**Try it:**
The answer must be the full listing, retyped exactly.

**Records for this exercise:**
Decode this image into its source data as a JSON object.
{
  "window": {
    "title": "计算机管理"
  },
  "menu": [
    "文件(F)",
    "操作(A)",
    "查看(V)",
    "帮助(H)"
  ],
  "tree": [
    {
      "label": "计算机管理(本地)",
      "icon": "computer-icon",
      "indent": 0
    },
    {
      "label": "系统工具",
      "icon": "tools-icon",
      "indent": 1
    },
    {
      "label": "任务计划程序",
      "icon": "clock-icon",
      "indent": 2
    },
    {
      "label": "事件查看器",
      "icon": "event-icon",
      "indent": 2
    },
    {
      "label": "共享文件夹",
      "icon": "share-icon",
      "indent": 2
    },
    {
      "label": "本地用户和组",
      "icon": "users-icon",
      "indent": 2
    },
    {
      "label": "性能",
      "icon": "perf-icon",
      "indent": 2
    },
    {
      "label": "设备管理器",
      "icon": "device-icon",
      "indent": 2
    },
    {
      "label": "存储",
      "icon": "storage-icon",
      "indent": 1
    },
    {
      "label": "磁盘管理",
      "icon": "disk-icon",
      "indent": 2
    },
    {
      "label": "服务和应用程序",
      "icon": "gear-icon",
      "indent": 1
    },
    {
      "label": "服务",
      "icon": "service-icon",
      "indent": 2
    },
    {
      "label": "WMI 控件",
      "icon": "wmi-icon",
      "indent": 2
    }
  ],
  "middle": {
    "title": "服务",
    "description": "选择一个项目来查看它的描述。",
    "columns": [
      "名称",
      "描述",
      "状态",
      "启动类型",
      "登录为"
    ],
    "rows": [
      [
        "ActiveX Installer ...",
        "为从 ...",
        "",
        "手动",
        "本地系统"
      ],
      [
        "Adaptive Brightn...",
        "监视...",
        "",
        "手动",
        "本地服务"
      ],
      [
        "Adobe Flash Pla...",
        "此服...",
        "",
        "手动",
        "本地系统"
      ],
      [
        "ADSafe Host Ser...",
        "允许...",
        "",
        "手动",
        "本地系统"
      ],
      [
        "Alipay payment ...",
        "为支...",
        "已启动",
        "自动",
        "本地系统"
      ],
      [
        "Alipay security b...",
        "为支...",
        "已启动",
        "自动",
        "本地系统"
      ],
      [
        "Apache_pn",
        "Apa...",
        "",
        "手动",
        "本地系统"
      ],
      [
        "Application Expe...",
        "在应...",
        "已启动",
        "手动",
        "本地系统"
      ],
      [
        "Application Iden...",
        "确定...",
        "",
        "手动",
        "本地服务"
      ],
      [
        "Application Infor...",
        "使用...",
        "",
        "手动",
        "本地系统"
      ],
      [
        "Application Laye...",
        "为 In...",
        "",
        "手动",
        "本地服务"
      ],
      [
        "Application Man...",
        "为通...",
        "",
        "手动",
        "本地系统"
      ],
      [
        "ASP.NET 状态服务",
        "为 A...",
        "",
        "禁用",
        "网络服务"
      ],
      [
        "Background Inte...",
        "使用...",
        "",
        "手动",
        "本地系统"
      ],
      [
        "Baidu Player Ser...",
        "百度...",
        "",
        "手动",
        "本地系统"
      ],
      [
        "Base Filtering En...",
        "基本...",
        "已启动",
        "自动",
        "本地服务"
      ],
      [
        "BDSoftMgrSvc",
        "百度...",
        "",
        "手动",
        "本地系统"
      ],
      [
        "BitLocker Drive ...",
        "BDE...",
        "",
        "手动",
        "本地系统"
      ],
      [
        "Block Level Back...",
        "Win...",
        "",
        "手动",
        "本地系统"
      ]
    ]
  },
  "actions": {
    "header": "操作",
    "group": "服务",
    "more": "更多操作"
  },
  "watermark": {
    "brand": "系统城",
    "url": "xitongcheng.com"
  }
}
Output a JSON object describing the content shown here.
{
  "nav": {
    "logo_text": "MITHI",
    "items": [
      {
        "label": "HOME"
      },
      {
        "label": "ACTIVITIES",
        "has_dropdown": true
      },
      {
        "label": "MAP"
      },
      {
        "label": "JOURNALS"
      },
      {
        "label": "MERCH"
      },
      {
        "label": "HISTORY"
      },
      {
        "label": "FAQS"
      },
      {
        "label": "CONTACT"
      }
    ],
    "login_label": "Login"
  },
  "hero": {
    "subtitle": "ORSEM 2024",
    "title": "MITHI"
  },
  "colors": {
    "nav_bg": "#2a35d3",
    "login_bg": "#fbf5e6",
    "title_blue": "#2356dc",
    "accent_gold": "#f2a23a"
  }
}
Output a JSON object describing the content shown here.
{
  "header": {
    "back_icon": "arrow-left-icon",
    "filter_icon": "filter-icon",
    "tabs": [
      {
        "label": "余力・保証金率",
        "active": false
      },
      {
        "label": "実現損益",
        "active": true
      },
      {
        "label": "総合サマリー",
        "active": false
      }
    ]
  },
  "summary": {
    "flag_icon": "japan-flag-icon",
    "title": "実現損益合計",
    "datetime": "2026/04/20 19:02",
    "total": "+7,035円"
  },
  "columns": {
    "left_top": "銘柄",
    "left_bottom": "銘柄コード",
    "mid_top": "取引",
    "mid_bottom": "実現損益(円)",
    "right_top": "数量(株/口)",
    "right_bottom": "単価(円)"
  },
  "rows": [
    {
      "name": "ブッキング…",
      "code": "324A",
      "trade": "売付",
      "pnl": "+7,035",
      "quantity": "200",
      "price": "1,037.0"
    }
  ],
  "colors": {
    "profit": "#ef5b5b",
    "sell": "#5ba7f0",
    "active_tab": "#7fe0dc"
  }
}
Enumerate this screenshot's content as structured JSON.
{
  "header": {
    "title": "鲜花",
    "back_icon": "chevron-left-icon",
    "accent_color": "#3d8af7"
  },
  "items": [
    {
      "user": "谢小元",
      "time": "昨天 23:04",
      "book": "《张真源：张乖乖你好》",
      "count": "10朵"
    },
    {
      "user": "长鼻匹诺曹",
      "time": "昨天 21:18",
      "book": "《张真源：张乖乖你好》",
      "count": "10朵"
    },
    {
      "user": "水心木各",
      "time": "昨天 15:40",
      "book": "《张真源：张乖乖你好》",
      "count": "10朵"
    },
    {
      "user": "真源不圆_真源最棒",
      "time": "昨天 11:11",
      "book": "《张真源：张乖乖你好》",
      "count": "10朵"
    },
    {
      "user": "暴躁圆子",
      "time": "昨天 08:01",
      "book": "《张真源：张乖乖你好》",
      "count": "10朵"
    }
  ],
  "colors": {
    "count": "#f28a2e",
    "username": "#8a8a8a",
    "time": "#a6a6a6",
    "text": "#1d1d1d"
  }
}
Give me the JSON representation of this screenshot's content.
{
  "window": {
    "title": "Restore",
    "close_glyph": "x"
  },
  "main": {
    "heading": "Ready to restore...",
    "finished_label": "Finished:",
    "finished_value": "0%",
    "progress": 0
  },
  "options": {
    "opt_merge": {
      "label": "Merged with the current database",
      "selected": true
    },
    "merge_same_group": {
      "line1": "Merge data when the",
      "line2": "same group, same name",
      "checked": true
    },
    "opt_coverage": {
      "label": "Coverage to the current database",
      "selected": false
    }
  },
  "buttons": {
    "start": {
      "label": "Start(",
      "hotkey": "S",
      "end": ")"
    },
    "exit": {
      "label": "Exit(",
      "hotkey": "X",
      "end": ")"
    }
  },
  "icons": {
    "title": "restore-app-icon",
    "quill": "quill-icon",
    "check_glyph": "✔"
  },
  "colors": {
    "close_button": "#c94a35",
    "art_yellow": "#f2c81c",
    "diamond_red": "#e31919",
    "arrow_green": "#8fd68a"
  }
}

**Result:**
Decode this image into its source data as a JSON object.
{
  "window": {
    "title": "计算机管理"
  },
  "menu": [
    "文件(F)",
    "操作(A)",
    "查看(V)",
    "帮助(H)"
  ],
  "tree": [
    {
      "label": "计算机管理(本地)",
      "icon": "computer-icon",
      "indent": 0
    },
    {
      "label": "系统工具",
      "icon": "tools-icon",
      "indent": 1
    },
    {
      "label": "任务计划程序",
      "icon": "clock-icon",
      "indent": 2
    },
    {
      "label": "事件查看器",
      "icon": "event-icon",
      "indent": 2
    },
    {
      "label": "共享文件夹",
      "icon": "share-icon",
      "indent": 2
    },
    {
      "label": "本地用户和组",
      "icon": "users-icon",
      "indent": 2
    },
    {
      "label": "性能",
      "icon": "perf-icon",
      "indent": 2
    },
    {
      "label": "设备管理器",
      "icon": "device-icon",
      "indent": 2
    },
    {
      "label": "存储",
      "icon": "storage-icon",
      "indent": 1
    },
    {
      "label": "磁盘管理",
      "icon": "disk-icon",
      "indent": 2
    },
    {
      "label": "服务和应用程序",
      "icon": "gear-icon",
      "indent": 1
    },
    {
      "label": "服务",
      "icon": "service-icon",
      "indent": 2
    },
    {
      "label": "WMI 控件",
      "icon": "wmi-icon",
      "indent": 2
    }
  ],
  "middle": {
    "title": "服务",
    "description": "选择一个项目来查看它的描述。",
    "columns": [
      "名称",
      "描述",
      "状态",
      "启动类型",
      "登录为"
    ],
    "rows": [
      [
        "ActiveX Installer ...",
        "为从 ...",
        "",
        "手动",
        "本地系统"
      ],
      [
        "Adaptive Brightn...",
        "监视...",
        "",
        "手动",
        "本地服务"
      ],
      [
        "Adobe Flash Pla...",
        "此服...",
        "",
        "手动",
        "本地系统"
      ],
      [
        "ADSafe Host Ser...",
        "允许...",
        "",
        "手动",
        "本地系统"
      ],
      [
        "Alipay payment ...",
        "为支...",
        "已启动",
        "自动",
        "本地系统"
      ],
      [
        "Alipay security b...",
        "为支...",
        "已启动",
        "自动",
        "本地系统"
      ],
      [
        "Apache_pn",
        "Apa...",
        "",
        "手动",
        "本地系统"
      ],
      [
        "Application Expe...",
        "在应...",
        "已启动",
        "手动",
        "本地系统"
      ],
      [
        "Application Iden...",
        "确定...",
        "",
        "手动",
        "本地服务"
      ],
      [
        "Application Infor...",
        "使用...",
        "",
        "手动",
        "本地系统"
      ],
      [
        "Application Laye...",
        "为 In...",
        "",
        "手动",
        "本地服务"
      ],
      [
        "Application Man...",
        "为通...",
        "",
        "手动",
        "本地系统"
      ],
      [
        "ASP.NET 状态服务",
        "为 A...",
        "",
        "禁用",
        "网络服务"
      ],
      [
        "Background Inte...",
        "使用...",
        "",
        "手动",
        "本地系统"
      ],
      [
        "Baidu Player Ser...",
        "百度...",
        "",
        "手动",
        "本地系统"
      ],
      [
        "Base Filtering En...",
        "基本...",
        "已启动",
        "自动",
        "本地服务"
      ],
      [
        "BDSoftMgrSvc",
        "百度...",
        "",
        "手动",
        "本地系统"
      ],
      [
        "BitLocker Drive ...",
        "BDE...",
        "",
        "手动",
        "本地系统"
      ],
      [
        "Block Level Back...",
        "Win...",
        "",
        "手动",
        "本地系统"
      ]
    ]
  },
  "actions": {
    "header": "操作",
    "group": "服务",
    "more": "更多操作"
  },
  "watermark": {
    "brand": "系统城",
    "url": "xitongcheng.com"
  }
}
Output a JSON object describing the content shown here.
{
  "nav": {
    "logo_text": "MITHI",
    "items": [
      {
        "label": "HOME"
      },
      {
        "label": "ACTIVITIES",
        "has_dropdown": true
      },
      {
        "label": "MAP"
      },
      {
        "label": "JOURNALS"
      },
      {
        "label": "MERCH"
      },
      {
        "label": "HISTORY"
      },
      {
        "label": "FAQS"
      },
      {
        "label": "CONTACT"
      }
    ],
    "login_label": "Login"
  },
  "hero": {
    "subtitle": "ORSEM 2024",
    "title": "MITHI"
  },
  "colors": {
    "nav_bg": "#2a35d3",
    "login_bg": "#fbf5e6",
    "title_blue": "#2356dc",
    "accent_gold": "#f2a23a"
  }
}
Output a JSON object describing the content shown here.
{
  "header": {
    "back_icon": "arrow-left-icon",
    "filter_icon": "filter-icon",
    "tabs": [
      {
        "label": "余力・保証金率",
        "active": false
      },
      {
        "label": "実現損益",
        "active": true
      },
      {
        "label": "総合サマリー",
        "active": false
      }
    ]
  },
  "summary": {
    "flag_icon": "japan-flag-icon",
    "title": "実現損益合計",
    "datetime": "2026/04/20 19:02",
    "total": "+7,035円"
  },
  "columns": {
    "left_top": "銘柄",
    "left_bottom": "銘柄コード",
    "mid_top": "取引",
    "mid_bottom": "実現損益(円)",
    "right_top": "数量(株/口)",
    "right_bottom": "単価(円)"
  },
  "rows": [
    {
      "name": "ブッキング…",
      "code": "324A",
      "trade": "売付",
      "pnl": "+7,035",
      "quantity": "200",
      "price": "1,037.0"
    }
  ],
  "colors": {
    "profit": "#ef5b5b",
    "sell": "#5ba7f0",
    "active_tab": "#7fe0dc"
  }
}
Enumerate this screenshot's content as structured JSON.
{
  "header": {
    "title": "鲜花",
    "back_icon": "chevron-left-icon",
    "accent_color": "#3d8af7"
  },
  "items": [
    {
      "user": "谢小元",
      "time": "昨天 23:04",
      "book": "《张真源：张乖乖你好》",
      "count": "10朵"
    },
    {
      "user": "长鼻匹诺曹",
      "time": "昨天 21:18",
      "book": "《张真源：张乖乖你好》",
      "count": "10朵"
    },
    {
      "user": "水心木各",
      "time": "昨天 15:40",
      "book": "《张真源：张乖乖你好》",
      "count": "10朵"
    },
    {
      "user": "真源不圆_真源最棒",
      "time": "昨天 11:11",
      "book": "《张真源：张乖乖你好》",
      "count": "10朵"
    },
    {
      "user": "暴躁圆子",
      "time": "昨天 08:01",
      "book": "《张真源：张乖乖你好》",
      "count": "10朵"
    }
  ],
  "colors": {
    "count": "#f28a2e",
    "username": "#8a8a8a",
    "time": "#a6a6a6",
    "text": "#1d1d1d"
  }
}
Give me the JSON representation of this screenshot's content.
{
  "window": {
    "title": "Restore",
    "close_glyph": "x"
  },
  "main": {
    "heading": "Ready to restore...",
    "finished_label": "Finished:",
    "finished_value": "0%",
    "progress": 0
  },
  "options": {
    "opt_merge": {
      "label": "Merged with the current database",
      "selected": true
    },
    "merge_same_group": {
      "line1": "Merge data when the",
      "line2": "same group, same name",
      "checked": true
    },
    "opt_coverage": {
      "label": "Coverage to the current database",
      "selected": false
    }
  },
  "buttons": {
    "start": {
      "label": "Start(",
      "hotkey": "S",
      "end": ")"
    },
    "exit": {
      "label": "Exit(",
      "hotkey": "X",
      "end": ")"
    }
  },
  "icons": {
    "title": "restore-app-icon",
    "quill": "quill-icon",
    "check_glyph": "✔"
  },
  "colors": {
    "close_button": "#c94a35",
    "art_yellow": "#f2c81c",
    "diamond_red": "#e31919",
    "arrow_green": "#8fd68a"
  }
}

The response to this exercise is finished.